It is that time of year again when we Americans show our gratitude for the abundance with which we live through a glorious display of gluttony and greed. First we gorge ourselves on a disgraceful amount of food and then we trample each other for discounted electronics that we cannot afford anyway; seriously, every year the news is chock full of footage of people injuring (sometimes killing) their fellow human beings to get a TV/cell phone/video game console with built-in obsolescence. Can you tell that I am a bit of a humbug when it comes to the contemporary holiday tradition? Having worked in retail for many seasons, I like to count my blessings as far away from shopping malls as possible. The furthest locale for my kind of gratitude is the desert and the places that remind me to be grateful for all that I have are the decaying, abandoned houses along the highway.

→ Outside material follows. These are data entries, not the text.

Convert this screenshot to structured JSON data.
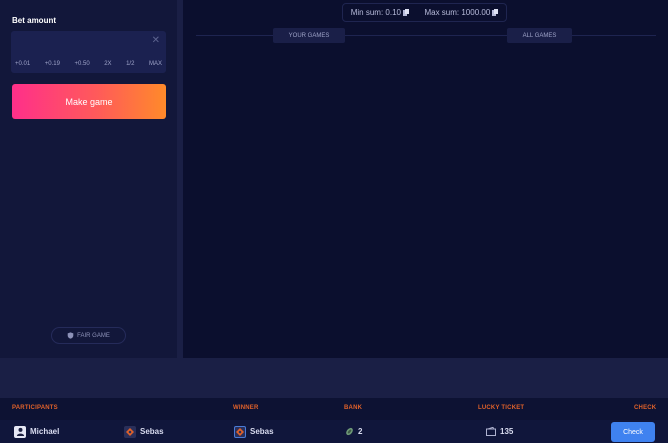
{
  "bet": {
    "title": "Bet amount",
    "input_value": "",
    "input_placeholder": "",
    "quick_buttons": [
      "+0.01",
      "+0.19",
      "+0.50",
      "2X",
      "1/2",
      "MAX"
    ],
    "make_game_label": "Make game"
  },
  "fair_game_label": "FAIR GAME",
  "limits": {
    "min_label": "Min sum: 0.10",
    "max_label": "Max sum: 1000.00"
  },
  "tabs": {
    "your_games": "YOUR GAMES",
    "all_games": "ALL GAMES"
  },
  "history": {
    "headers": {
      "participants": "PARTICIPANTS",
      "winner": "WINNER",
      "bank": "BANK",
      "lucky_ticket": "LUCKY TICKET",
      "check": "CHECK"
    },
    "rows": [
      {
        "participant_1": "Michael",
        "participant_2": "Sebas",
        "winner": "Sebas",
        "bank": "2",
        "lucky_ticket": "135",
        "check_label": "Check"
      }
    ]
  },
  "colors": {
    "accent_orange": "#e0612a",
    "button_gradient_start": "#ff2f8a",
    "button_gradient_end": "#ff8a2a",
    "check_blue": "#3f82f0"
  },
  "icons": {
    "clear": "close-icon",
    "fair": "shield-icon",
    "coin": "coin-icon",
    "bank": "chip-icon",
    "ticket": "ticket-icon"
  }
}
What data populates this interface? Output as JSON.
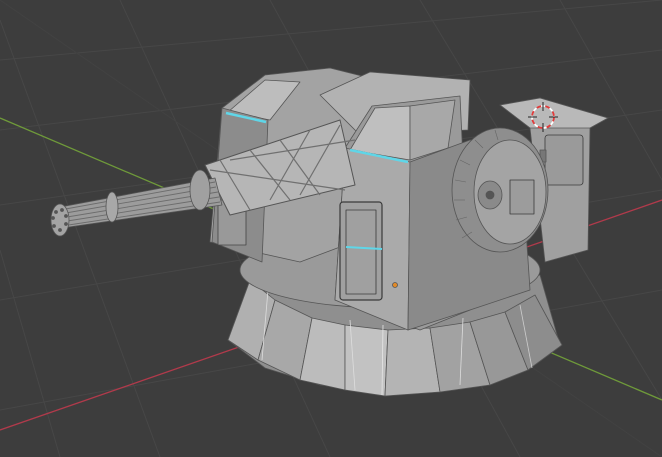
{
  "viewport": {
    "background": "#3d3d3d",
    "grid_color": "#474747",
    "x_axis_color": "#b13a4b",
    "y_axis_color": "#6f9a3a",
    "selection_edge_color": "#5fd6e8",
    "origin_marker_color": "#e23a3a",
    "model_light": "#a6a6a6",
    "model_mid": "#8f8f8f",
    "model_dark": "#6a6a6a",
    "light_color": "#e08a2a"
  },
  "objects": {
    "model": "turret-mesh",
    "cursor": "3d-cursor-icon"
  }
}
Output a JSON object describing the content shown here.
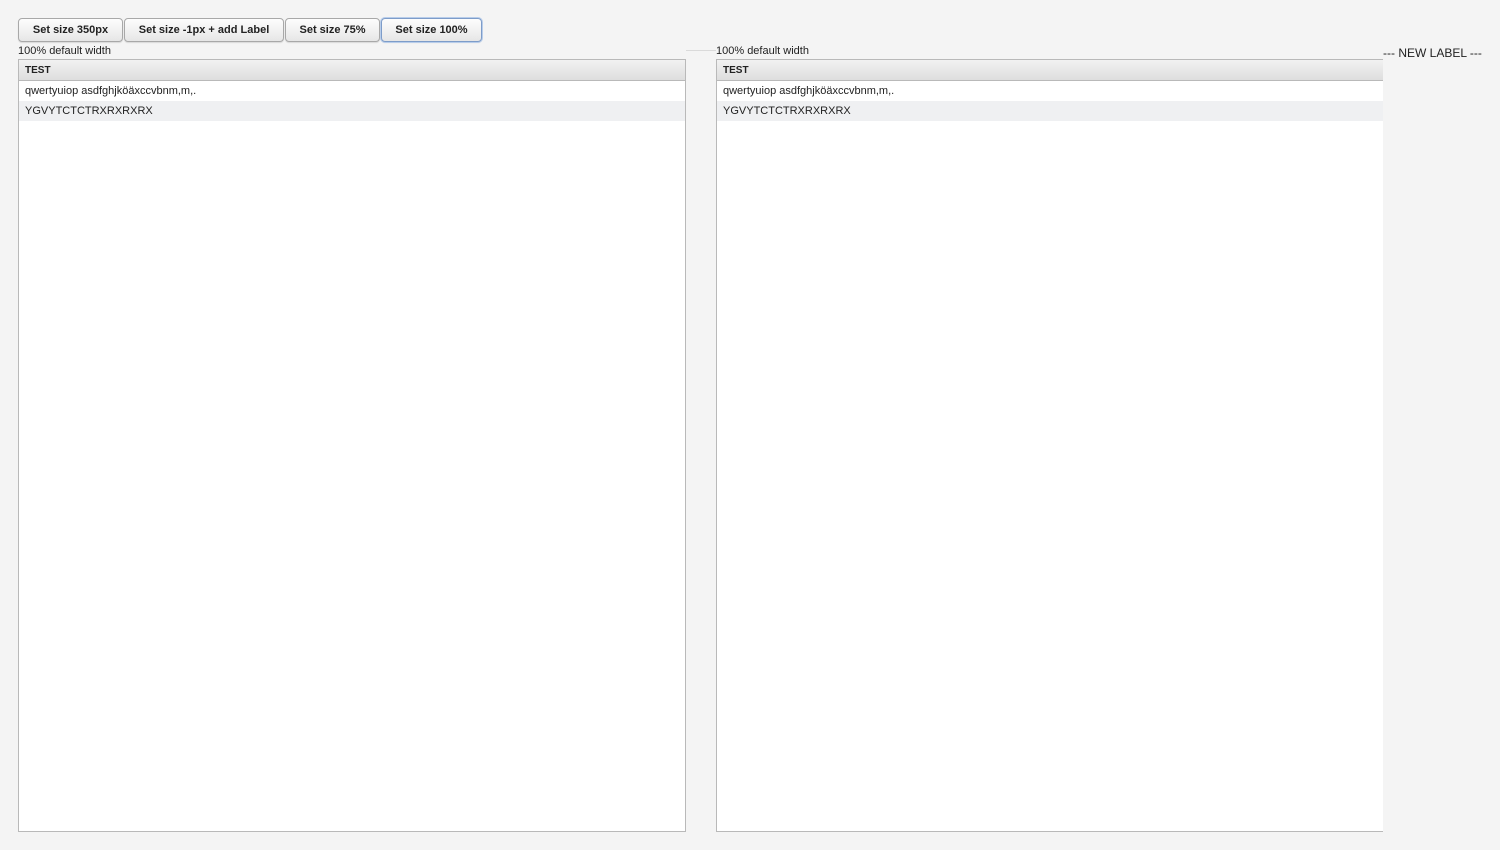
{
  "toolbar": {
    "buttons": [
      {
        "label": "Set size 350px"
      },
      {
        "label": "Set size -1px + add Label"
      },
      {
        "label": "Set size 75%"
      },
      {
        "label": "Set size 100%"
      }
    ]
  },
  "left_panel": {
    "caption": "100% default width",
    "table": {
      "header": "TEST",
      "rows": [
        "qwertyuiop asdfghjköäxccvbnm,m,.",
        "YGVYTCTCTRXRXRXRX"
      ]
    }
  },
  "right_panel": {
    "caption": "100% default width",
    "table": {
      "header": "TEST",
      "rows": [
        "qwertyuiop asdfghjköäxccvbnm,m,.",
        "YGVYTCTCTRXRXRXRX"
      ]
    }
  },
  "new_label": "--- NEW LABEL ---"
}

There comes a moment in every fervent search for a very particular abandoned, desert house when one realizes that in the search, one has driven past a hundred abandoned, desert houses - all worthy of exploration. As it turns out, the desert isn't just untamed winds and prehistoric flora, it is a vast frontier of never ending opportunities for exploring abandoned properties. The combination of the feeling that you're doing something naughty with the opportunity you have to make up a history for the property and its former occupants turns what is really an innocuous activity into something very exciting. So, with reckless abandon we set out to explore these abandoned wrecks.

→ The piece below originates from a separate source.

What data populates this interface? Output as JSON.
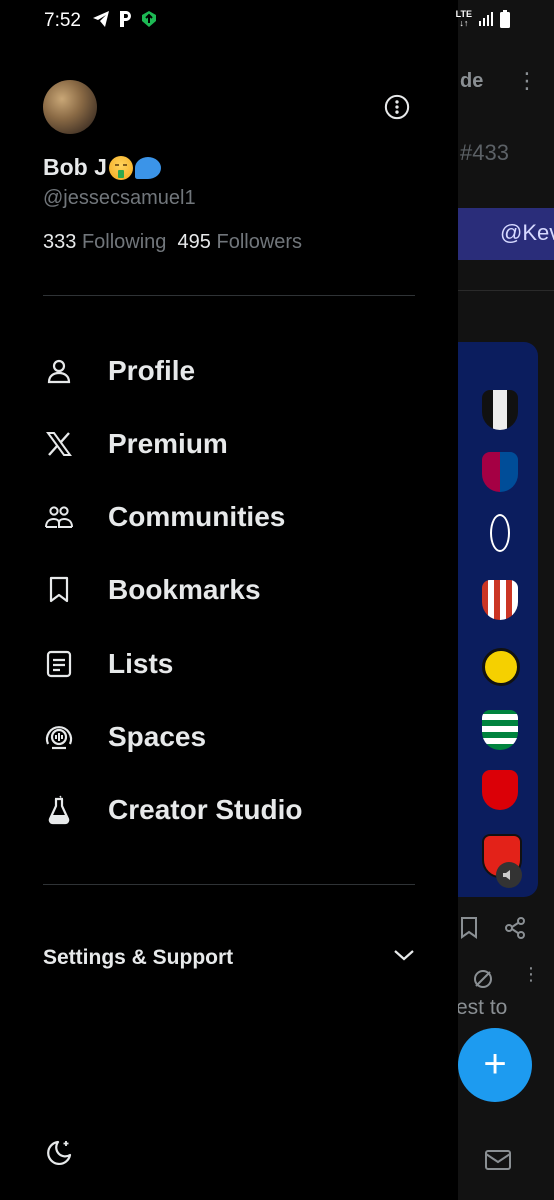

|"Danny was here"|
Our first stop was this abandoned house in Yucca Valley, Twenty Nine Palms??? Wherever it was, it was a sweet little house. Based on the remaining fixtures and the style, the house appears to have been built in the late 1940's/early 1950's.
|You know those times when you jokingly pretend you're modeling and|
the result is a super-uncomfortable photograph that you insist on sharing
with the world anyway? This is not that...obviously.
|Decorating by paintball - interesting choice.|
The scalloped trim and the radius shelves made we want to move
in and save this place.
|A large service porch had a sink and room for washer,|
dryer, ironing board, and storage. Is it weird that I have turned
this into real estate shopping rather than a gritty examination
of this abandoned, and undoubtedly haunted, shack?
|Speaking of all things haunted - even in the full light of day,|
the house was a little spooky and came complete with the obligatory
disembodied doll arm.
|The landscaping and lawn ornaments were atmospheric|
but all in all they left something to be desired.
I did bring a souvenir home - the Frigidaire name plate.
|The climbing tree was pretty awesome though|
|And then there was the fiberglass go kart body |
parked in the breakfast nook and another on the side yard.
It is hard to find logic in an abandoned desert home but we just couldn't get over the go karts; why were they there? Were the previous residents professionals on the international go kart circuit? Were they working on a fossil-fuel-free transportation system for city residents? Were these rejects from Autopia that Disneyland was stashing in the desert? The answer came a short while later when we followed the lighthouse in the distance.
Even in a defunct state, this stately architecture lit our way to our next abandoned location - a family fun center!
|Mr. Tiny had the bright idea to bring a bit of the lighthouse|
home but what does one do with a gable full of termites and
|Man, oh man, would I like this for the backyard though.|
You know I love a good water feature.
|A short but challenging course.|
Smith's Ranch, while technically not abandoned, fell into the "abandoned" category because it was desolate when we found it; the dusty floor of this primitive drive-in theater combined with the fierce winds definitely lent a feeling that no one had populated its grounds in many years.
|Smith's Ranch plays up-to-date pictures|
|While there are still plenty of flickers yet to be played at Smith's Ranch, |
it seemed like a screening of The Last Picture Show would be entirely apropos.
We were feeling so high on our abandoned adventures that we thought nothing could bring us down...
|And then Mary was taken out by a giant arrow.|
Whether your celebrations find you heading to the middle of the desert or to the comfort of your family home, we wish you a functioning wacky wagon, a roadside filled with wonder, and a very Happy Thanksgiving - you turkeys!!!
We have much to be thankful for and while we are in a thankful frame of mind, we must again thank you for all of your support! Thanks for following along and thanks especially for your wonderful comments. In our next post, we will have an exciting announcement and an opportunity to show our gratitude with a GIVEAWAY!